So much feels rushed in Lucas’s mishmash of a book which has lost every bit of the sparkle of the film. There is a short lovely scene in which Amélie who greatly admired Princess Diana sees herself as the late woman helping out children suffering from AIDS in Africa. Then with a sudden charge out of the door appears one of the ensemble impersonating an obese Elton John singing to her in a blasting and grating voice. Amélie’s first good deed as a woman is trying to find the now grown man who left some childhood memorabilia in the apartment she now lives in. It is done so haphazardly that it makes little sense. She spends time with an elderly painter (a very good Tony Sheldon) but there is little connection between them thanks to the rather hectic direction of the usually very fine director Pam MacKinnon. She like Lucas just want things to keep moving with no semblance of continuity of events.
Adam Chanler-Berat is adequate as the offbeat Nino who collects discarded photos from a booth when he is not working in a sex shop. To understand why Nino is obsessed with this odd desire you need to understand the reasoning of the“mysterious” man who is always taking the same photo. Of course, that is barely delved into. And worse yet is the trick Amélie plays in the film on the dastardly green grocer which is never developed on stage. Is there any justification for him to insult the handicapped young employee when it goes no further. The fact that it seems to be played for laughs is worse is quite astounding. And don’t get me started on the now singing and dancing gnome which is more ridiculous than funny.
Most of David Zinn’s costumes are rather unappealing as is his set design although Peter Nigrini’s projections work quite well.
Making a musical out of a film which takes place all over Paris is not an easy achievement and all the various deeds that Amelie does is a monumental job for any creative team. But having a far better book, and a score that is not only melodic but French sounding would help greatly. Nor is it an asset when lyrics, such as, “I met a plumber on the Metro with a toolbox.
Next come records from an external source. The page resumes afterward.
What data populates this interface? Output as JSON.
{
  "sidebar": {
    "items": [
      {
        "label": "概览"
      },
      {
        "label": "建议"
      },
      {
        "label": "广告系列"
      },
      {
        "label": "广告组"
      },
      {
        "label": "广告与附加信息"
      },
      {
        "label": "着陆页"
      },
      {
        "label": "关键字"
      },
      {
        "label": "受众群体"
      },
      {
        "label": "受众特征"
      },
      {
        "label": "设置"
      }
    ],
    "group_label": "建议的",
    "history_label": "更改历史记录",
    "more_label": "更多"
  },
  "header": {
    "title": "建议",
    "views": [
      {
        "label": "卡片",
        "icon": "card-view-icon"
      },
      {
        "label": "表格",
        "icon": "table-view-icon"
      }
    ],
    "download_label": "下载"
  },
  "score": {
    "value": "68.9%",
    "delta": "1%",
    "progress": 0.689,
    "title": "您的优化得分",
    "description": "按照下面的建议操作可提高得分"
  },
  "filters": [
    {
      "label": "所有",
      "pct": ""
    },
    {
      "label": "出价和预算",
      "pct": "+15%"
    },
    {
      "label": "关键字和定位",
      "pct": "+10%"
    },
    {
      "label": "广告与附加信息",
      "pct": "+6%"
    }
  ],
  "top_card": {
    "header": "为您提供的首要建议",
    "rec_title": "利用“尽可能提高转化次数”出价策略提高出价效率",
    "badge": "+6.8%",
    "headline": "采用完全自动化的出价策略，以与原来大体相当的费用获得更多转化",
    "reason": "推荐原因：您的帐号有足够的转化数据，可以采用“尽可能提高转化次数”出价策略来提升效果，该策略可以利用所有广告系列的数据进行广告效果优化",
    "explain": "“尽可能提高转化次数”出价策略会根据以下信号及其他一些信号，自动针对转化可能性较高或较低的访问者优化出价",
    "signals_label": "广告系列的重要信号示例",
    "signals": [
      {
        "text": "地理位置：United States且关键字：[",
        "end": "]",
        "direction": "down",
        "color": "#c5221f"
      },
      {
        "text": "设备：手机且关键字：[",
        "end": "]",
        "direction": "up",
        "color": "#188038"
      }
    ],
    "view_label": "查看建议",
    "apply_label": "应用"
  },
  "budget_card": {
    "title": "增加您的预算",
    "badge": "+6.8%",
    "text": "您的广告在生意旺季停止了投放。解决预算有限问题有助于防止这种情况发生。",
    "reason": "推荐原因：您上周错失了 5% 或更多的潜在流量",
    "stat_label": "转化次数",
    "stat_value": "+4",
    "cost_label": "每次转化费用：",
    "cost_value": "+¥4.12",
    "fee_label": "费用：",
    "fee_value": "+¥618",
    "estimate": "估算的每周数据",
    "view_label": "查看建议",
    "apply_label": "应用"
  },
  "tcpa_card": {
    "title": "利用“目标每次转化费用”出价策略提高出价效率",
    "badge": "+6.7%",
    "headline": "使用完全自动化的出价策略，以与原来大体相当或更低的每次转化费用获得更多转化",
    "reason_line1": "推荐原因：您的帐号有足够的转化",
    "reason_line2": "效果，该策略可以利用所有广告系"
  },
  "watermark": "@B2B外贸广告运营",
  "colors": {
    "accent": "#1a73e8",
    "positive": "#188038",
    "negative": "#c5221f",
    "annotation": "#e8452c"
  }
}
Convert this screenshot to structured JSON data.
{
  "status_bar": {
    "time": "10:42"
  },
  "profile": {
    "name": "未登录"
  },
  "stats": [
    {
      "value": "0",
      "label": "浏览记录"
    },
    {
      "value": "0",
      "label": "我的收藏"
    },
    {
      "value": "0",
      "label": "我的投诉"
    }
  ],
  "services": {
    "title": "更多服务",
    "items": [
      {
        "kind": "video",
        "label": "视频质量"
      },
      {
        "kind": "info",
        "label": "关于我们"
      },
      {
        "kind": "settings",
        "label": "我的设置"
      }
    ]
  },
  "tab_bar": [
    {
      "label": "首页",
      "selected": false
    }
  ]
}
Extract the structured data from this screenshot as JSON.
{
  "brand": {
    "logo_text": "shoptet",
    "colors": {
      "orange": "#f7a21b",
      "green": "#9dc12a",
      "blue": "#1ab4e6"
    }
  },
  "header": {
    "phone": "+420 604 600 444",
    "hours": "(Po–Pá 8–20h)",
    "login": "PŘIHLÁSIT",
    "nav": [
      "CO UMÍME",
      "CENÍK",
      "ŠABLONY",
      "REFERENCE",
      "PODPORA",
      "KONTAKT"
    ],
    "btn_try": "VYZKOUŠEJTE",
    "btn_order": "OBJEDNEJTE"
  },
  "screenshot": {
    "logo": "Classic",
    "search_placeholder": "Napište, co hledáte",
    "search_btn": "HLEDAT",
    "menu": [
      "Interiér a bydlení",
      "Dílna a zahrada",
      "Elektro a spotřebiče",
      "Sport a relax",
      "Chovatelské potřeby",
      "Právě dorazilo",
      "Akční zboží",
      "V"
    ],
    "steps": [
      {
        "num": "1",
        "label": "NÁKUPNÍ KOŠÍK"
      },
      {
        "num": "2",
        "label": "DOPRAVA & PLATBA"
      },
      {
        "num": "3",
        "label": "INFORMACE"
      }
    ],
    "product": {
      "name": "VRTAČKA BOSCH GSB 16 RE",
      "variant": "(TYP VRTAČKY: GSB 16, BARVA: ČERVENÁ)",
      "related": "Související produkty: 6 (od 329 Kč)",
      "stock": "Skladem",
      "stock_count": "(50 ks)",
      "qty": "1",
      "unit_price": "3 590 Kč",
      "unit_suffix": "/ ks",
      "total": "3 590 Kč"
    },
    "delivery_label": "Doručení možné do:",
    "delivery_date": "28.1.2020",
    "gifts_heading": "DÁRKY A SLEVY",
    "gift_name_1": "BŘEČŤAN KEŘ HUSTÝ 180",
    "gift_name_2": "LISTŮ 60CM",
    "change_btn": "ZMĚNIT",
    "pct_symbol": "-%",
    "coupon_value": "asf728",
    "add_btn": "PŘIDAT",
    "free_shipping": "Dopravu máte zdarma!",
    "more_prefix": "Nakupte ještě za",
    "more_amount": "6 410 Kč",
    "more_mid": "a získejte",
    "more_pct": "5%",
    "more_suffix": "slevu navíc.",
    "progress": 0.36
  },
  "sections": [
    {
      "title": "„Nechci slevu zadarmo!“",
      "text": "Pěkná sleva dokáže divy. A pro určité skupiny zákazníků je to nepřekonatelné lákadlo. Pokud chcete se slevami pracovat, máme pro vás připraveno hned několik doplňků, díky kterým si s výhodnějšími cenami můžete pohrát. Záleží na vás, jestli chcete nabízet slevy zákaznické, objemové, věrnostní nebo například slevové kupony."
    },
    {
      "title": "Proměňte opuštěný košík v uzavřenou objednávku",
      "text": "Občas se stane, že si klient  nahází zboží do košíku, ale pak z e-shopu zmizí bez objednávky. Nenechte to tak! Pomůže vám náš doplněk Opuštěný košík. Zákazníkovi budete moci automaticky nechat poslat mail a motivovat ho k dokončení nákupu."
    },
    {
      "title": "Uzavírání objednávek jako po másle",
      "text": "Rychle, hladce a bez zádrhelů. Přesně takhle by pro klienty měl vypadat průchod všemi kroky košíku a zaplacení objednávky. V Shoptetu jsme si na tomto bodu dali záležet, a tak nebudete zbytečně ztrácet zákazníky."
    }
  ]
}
He was kinda bad but good in bed and fixed my leaky radiator.” Or how about, “Love is just another diagnosis like herpes, hepatitis, syphilis.” What more is there to say other than this floundering musical has all the effervescence of flat champagne.
Tickets are available at the Walter Kerr Theater 219 West 48th Street or by calling 212.239.6200.
PHOTO CREDIT: JOAN MARCUS